Targeting the gut microbiome to fight heart disease
A compound found in red wine, resveratrol, reduces the risk of heart disease by changing the gut microbiome, according to a new study by researchers from China. The study is published in mBio, an open-access journal published by the American Society for Microbiology.
"Our results offer new insights into the mechanisms responsible for resveratrol's anti-atherosclerosis effects and indicate that gut microbiota may become an interesting target for pharmacological or dietary interventions to decrease the risk of developing cardiovascular diseases," said Man-tian Mi, PhD, principal investigator of the study and a researcher at the Research Center for Nutrition and Food Safety, Institute of Military Preventive Medicine, Third Military Medical University, Chongqing, China.
Cardiovascular disease remains the leading cause of death in industrialized societies including the United States, and the incidence is growing in developing countries. In recent years, researchers have learned that the gut microbiome plays a role in the build up of plaque inside arteries, otherwise known as atherosclerosis. Resveratrol, a polyphenol found in red wine, is thought to have antioxidant properties that protect against conditions such as heart disease. Just how resveratrol, a plant compound, does this, however, is unclear.
In the new study, researchers conducted a number of experiments in mice to determine whether the protective effect of resveratrol against atherosclerosis was related to changes in the gut microbiome. They found that resveratrol reduces levels of trimethylamine-N-oxide (TMAO), a known contributor to the development of atherosclerosis. They also found that resveratrol inhibits TMA production by gut bacteria; TMA is necessary for the production of TMAO.
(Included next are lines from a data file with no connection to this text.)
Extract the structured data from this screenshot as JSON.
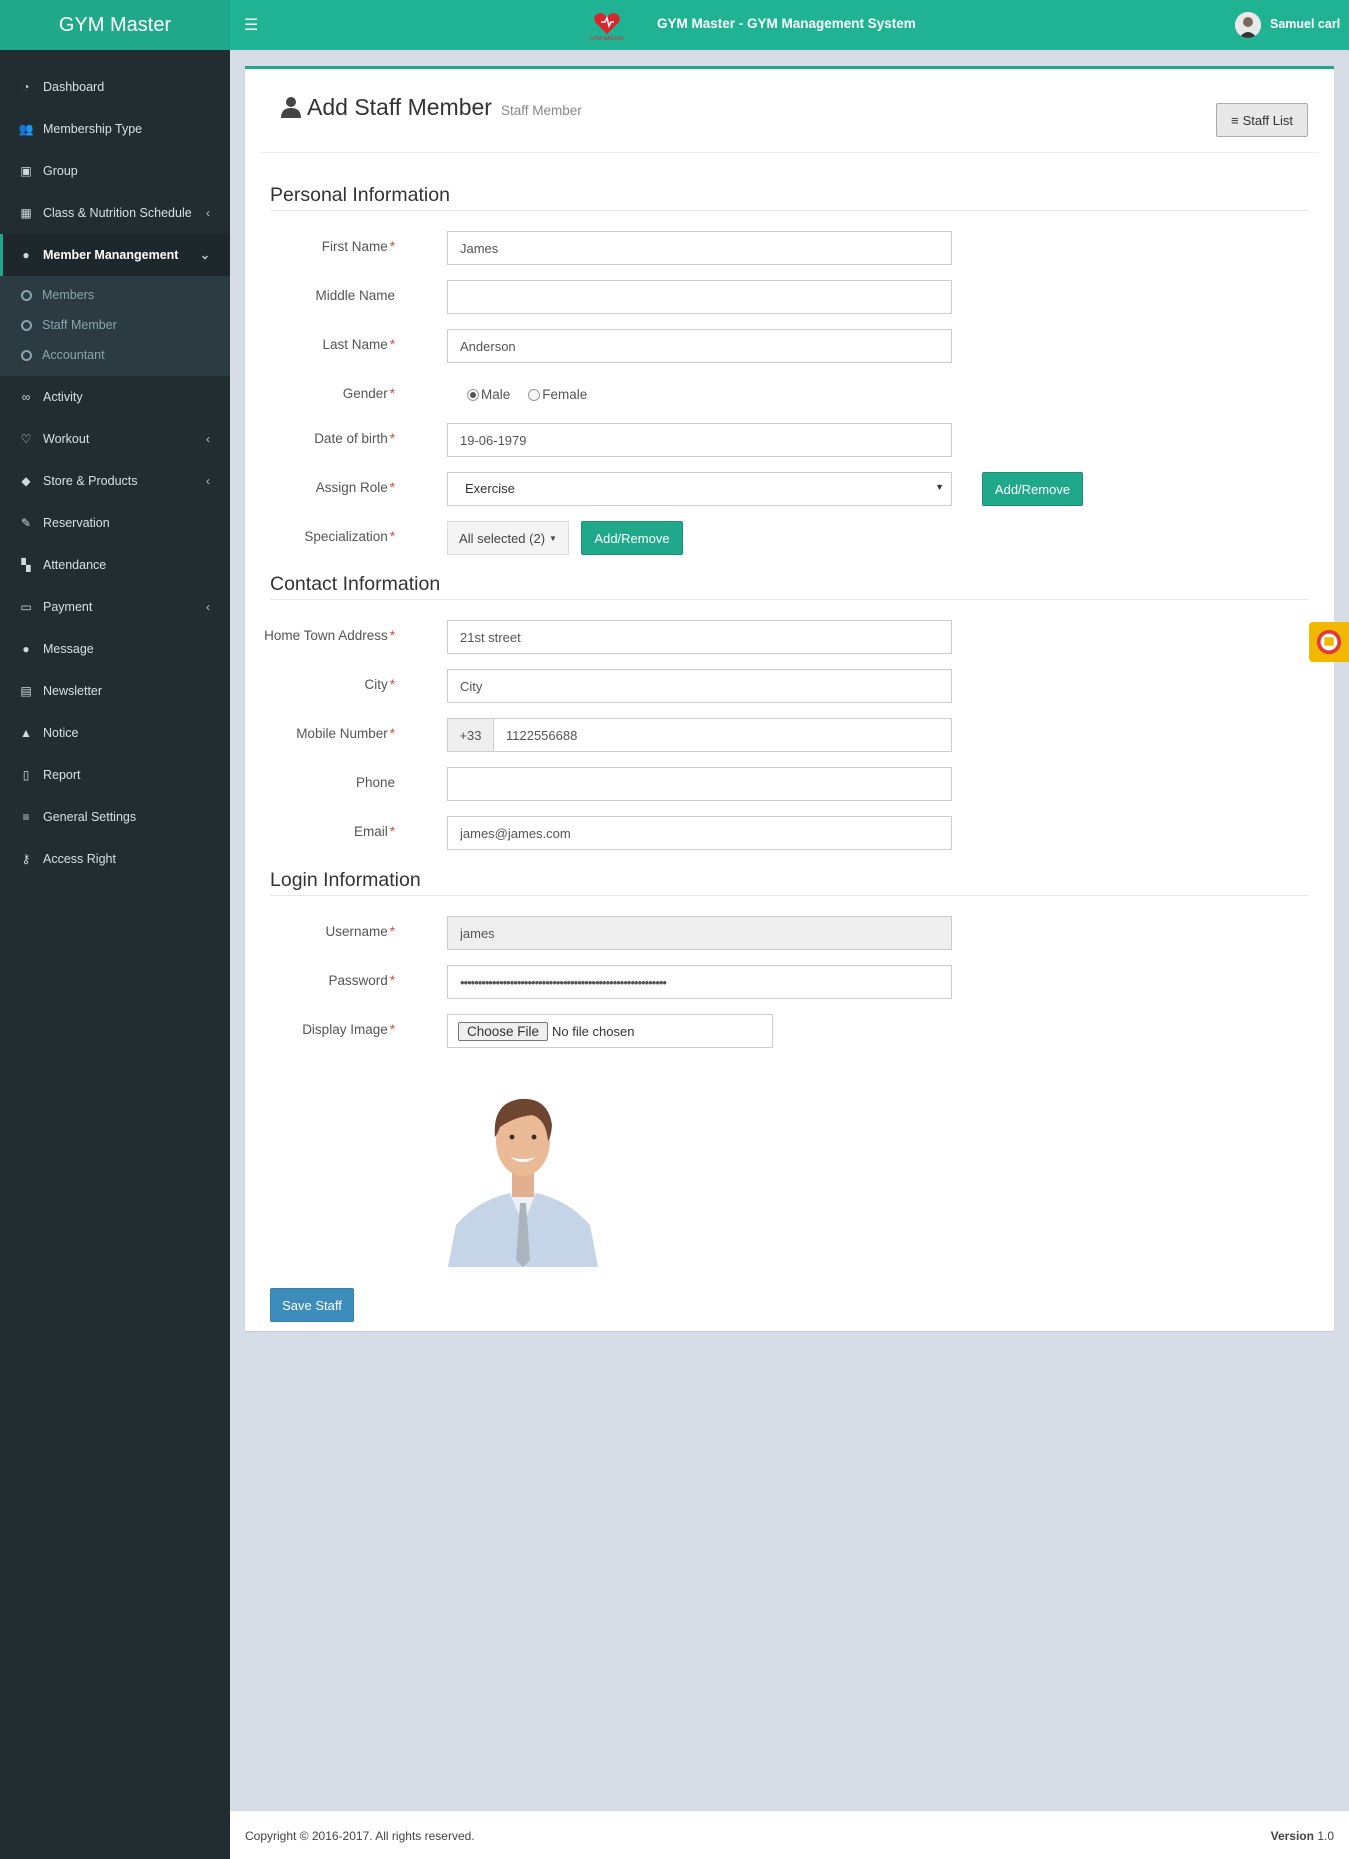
{
  "app": {
    "logo_text": "GYM Master",
    "system_title": "GYM Master - GYM Management System",
    "user_name": "Samuel carl",
    "brand_small_text": "GYM MASTER"
  },
  "sidebar": {
    "items": [
      {
        "label": "Dashboard",
        "icon": "dashboard-icon"
      },
      {
        "label": "Membership Type",
        "icon": "users-icon"
      },
      {
        "label": "Group",
        "icon": "group-icon"
      },
      {
        "label": "Class & Nutrition Schedule",
        "icon": "calendar-icon"
      },
      {
        "label": "Member Manangement",
        "icon": "user-icon"
      },
      {
        "label": "Activity",
        "icon": "bicycle-icon"
      },
      {
        "label": "Workout",
        "icon": "heart-icon"
      },
      {
        "label": "Store & Products",
        "icon": "tags-icon"
      },
      {
        "label": "Reservation",
        "icon": "ticket-icon"
      },
      {
        "label": "Attendance",
        "icon": "attendance-icon"
      },
      {
        "label": "Payment",
        "icon": "money-icon"
      },
      {
        "label": "Message",
        "icon": "comment-icon"
      },
      {
        "label": "Newsletter",
        "icon": "newsletter-icon"
      },
      {
        "label": "Notice",
        "icon": "bell-icon"
      },
      {
        "label": "Report",
        "icon": "report-icon"
      },
      {
        "label": "General Settings",
        "icon": "sliders-icon"
      },
      {
        "label": "Access Right",
        "icon": "key-icon"
      }
    ],
    "submenu": [
      "Members",
      "Staff Member",
      "Accountant"
    ]
  },
  "page": {
    "title": "Add Staff Member",
    "subtitle": "Staff Member",
    "staff_list_label": "Staff List"
  },
  "sections": {
    "personal": "Personal Information",
    "contact": "Contact Information",
    "login": "Login Information"
  },
  "form": {
    "first_name": {
      "label": "First Name",
      "value": "James"
    },
    "middle_name": {
      "label": "Middle Name",
      "value": ""
    },
    "last_name": {
      "label": "Last Name",
      "value": "Anderson"
    },
    "gender": {
      "label": "Gender",
      "options": [
        "Male",
        "Female"
      ],
      "selected": "Male"
    },
    "dob": {
      "label": "Date of birth",
      "value": "19-06-1979"
    },
    "role": {
      "label": "Assign Role",
      "value": "Exercise",
      "button": "Add/Remove"
    },
    "specialization": {
      "label": "Specialization",
      "value": "All selected (2)",
      "button": "Add/Remove"
    },
    "address": {
      "label": "Home Town Address",
      "value": "21st street"
    },
    "city": {
      "label": "City",
      "value": "City"
    },
    "mobile": {
      "label": "Mobile Number",
      "prefix": "+33",
      "value": "1122556688"
    },
    "phone": {
      "label": "Phone",
      "value": ""
    },
    "email": {
      "label": "Email",
      "value": "james@james.com"
    },
    "username": {
      "label": "Username",
      "value": "james"
    },
    "password": {
      "label": "Password",
      "value": "••••••••••••••••••••••••••••••••••••••••••••••••••••••••••"
    },
    "display_image": {
      "label": "Display Image",
      "button": "Choose File",
      "status": "No file chosen"
    },
    "save_label": "Save Staff"
  },
  "footer": {
    "copyright": "Copyright © 2016-2017. All rights reserved.",
    "version_label": "Version",
    "version_value": "1.0"
  },
  "colors": {
    "brand": "#1fb394",
    "sidebar": "#222d32",
    "save": "#3c8dbc"
  }
}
"In our current study, we found that resveratrol can remodel the gut microbiota including increasing the Bacteroidetes-to-Firmicutes ratios, significantly inhibiting the growth of Prevotella, and increasing the relative abundance of Bacteroides, Lactobacillus, Bifidobacterium, and Akkermansia in mice," said Dr. Mi. "Resveratrol reduces TMAO levels by inhibiting the gut microbial TMA formation via remodeling gut microbiota."
According to Dr. Mi, the results suggest that a natural polyphenol without any side effects could be used as a treatment for cardiovascular disease. The researchers next steps are to further define the role of resveratrol in cardiovascular disease and replicate their findings in humans.